** Opening The records block **
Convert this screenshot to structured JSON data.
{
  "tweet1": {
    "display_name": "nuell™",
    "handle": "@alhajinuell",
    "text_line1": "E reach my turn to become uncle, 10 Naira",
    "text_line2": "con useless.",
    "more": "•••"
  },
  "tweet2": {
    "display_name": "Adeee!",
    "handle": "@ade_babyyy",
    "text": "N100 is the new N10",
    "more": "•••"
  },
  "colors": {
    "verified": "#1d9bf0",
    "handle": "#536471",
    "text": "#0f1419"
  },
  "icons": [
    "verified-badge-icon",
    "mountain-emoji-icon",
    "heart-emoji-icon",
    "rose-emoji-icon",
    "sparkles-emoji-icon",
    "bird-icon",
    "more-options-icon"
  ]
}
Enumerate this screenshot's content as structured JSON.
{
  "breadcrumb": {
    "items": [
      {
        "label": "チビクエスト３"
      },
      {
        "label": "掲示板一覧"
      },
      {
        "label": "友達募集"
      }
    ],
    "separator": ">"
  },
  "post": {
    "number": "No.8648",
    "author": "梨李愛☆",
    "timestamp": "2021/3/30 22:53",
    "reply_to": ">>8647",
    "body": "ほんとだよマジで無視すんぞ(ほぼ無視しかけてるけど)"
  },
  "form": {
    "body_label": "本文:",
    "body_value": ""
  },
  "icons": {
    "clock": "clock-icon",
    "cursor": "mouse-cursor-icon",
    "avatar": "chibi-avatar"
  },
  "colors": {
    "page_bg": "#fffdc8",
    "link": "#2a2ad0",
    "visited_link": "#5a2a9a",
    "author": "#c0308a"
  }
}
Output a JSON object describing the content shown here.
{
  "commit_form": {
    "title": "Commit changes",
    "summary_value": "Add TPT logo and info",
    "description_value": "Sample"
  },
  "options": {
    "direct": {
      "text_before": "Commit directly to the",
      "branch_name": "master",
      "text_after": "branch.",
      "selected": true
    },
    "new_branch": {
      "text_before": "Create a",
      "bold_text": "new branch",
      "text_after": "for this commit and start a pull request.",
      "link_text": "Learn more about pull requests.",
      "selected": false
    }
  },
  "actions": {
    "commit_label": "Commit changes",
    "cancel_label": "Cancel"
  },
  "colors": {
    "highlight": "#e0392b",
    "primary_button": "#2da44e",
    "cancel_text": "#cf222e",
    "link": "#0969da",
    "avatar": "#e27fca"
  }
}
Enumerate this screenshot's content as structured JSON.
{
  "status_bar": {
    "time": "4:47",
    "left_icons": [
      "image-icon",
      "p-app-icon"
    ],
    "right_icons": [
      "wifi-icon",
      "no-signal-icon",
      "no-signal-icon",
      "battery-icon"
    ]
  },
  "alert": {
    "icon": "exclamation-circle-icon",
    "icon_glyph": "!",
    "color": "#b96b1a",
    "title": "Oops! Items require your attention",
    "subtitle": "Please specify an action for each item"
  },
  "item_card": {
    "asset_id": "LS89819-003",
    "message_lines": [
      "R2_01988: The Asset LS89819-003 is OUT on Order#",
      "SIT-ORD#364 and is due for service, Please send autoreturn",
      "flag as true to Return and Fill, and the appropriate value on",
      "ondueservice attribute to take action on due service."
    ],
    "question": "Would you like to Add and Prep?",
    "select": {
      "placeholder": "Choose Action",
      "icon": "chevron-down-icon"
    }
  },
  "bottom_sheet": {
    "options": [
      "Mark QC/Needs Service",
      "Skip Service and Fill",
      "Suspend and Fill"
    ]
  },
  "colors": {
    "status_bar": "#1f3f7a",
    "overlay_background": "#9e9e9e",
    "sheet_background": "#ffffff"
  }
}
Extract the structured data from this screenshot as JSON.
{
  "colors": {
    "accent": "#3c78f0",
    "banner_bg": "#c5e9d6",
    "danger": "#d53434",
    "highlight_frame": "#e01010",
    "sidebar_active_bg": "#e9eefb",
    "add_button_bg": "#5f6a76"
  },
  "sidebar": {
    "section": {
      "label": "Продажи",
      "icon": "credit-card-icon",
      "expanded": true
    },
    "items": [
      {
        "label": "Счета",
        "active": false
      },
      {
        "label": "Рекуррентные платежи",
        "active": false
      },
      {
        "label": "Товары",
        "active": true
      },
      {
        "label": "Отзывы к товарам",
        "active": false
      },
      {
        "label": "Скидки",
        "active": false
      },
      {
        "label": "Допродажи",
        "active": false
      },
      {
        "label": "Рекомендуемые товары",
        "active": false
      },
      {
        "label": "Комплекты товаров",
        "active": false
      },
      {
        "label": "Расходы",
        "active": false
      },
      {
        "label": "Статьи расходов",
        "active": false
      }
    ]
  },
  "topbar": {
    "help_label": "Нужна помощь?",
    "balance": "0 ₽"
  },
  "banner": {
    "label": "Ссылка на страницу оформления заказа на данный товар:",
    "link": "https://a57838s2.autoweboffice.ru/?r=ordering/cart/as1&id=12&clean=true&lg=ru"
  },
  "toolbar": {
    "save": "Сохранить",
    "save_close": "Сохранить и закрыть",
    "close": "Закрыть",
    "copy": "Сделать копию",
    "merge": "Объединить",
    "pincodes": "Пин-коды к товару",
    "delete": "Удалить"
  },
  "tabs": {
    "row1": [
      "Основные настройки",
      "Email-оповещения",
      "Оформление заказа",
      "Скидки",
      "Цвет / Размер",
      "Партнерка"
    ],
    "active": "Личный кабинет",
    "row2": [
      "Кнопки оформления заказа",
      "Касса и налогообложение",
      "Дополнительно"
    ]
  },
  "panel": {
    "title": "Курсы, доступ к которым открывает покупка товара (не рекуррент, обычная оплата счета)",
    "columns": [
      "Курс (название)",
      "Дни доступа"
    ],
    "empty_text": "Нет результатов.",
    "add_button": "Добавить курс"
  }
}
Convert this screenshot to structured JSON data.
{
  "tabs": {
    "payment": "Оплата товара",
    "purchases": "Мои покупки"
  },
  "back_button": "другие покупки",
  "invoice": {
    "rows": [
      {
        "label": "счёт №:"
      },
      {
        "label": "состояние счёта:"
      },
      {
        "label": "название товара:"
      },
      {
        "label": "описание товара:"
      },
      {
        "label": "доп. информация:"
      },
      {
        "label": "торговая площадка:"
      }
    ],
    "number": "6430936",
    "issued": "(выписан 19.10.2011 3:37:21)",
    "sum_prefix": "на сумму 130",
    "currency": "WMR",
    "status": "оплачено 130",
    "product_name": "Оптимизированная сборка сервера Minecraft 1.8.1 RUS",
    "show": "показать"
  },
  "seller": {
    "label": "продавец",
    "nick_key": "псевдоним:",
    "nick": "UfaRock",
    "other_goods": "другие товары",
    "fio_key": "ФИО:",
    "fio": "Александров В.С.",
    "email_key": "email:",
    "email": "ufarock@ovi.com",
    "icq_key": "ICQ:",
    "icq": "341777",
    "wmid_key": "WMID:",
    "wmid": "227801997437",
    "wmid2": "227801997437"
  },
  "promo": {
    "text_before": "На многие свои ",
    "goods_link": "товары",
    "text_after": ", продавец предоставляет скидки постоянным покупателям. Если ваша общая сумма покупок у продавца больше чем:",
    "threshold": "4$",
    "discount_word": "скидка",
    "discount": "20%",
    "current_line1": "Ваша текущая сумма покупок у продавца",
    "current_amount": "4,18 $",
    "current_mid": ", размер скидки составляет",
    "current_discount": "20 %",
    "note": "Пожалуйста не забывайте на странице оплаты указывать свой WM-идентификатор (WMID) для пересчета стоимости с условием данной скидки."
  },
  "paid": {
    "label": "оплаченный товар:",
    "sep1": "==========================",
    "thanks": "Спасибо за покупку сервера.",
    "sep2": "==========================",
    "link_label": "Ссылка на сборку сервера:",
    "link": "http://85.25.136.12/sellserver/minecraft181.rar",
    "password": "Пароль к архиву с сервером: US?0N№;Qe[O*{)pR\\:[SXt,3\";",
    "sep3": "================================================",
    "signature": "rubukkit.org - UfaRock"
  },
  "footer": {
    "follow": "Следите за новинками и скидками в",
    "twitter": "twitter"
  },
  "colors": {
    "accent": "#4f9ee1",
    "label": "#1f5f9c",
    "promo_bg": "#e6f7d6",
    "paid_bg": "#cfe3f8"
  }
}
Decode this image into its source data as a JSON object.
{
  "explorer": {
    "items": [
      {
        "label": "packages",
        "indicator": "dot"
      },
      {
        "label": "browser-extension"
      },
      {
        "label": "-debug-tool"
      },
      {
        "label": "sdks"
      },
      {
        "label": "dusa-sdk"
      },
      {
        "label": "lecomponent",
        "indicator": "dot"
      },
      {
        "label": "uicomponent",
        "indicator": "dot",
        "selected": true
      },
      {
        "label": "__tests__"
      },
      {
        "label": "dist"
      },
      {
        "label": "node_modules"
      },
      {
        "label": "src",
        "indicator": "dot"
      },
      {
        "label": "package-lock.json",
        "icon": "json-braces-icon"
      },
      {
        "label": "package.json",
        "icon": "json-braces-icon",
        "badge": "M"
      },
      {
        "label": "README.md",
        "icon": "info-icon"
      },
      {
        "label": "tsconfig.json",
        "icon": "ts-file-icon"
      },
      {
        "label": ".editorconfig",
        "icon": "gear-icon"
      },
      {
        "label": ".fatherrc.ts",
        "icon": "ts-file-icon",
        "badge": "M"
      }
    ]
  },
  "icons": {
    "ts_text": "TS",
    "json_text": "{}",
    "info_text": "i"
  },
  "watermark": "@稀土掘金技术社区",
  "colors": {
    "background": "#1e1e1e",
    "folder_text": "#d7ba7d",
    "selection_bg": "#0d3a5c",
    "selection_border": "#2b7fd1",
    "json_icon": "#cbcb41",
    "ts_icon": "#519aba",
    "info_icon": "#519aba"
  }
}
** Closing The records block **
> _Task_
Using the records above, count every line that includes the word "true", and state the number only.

> _Problem solution_
6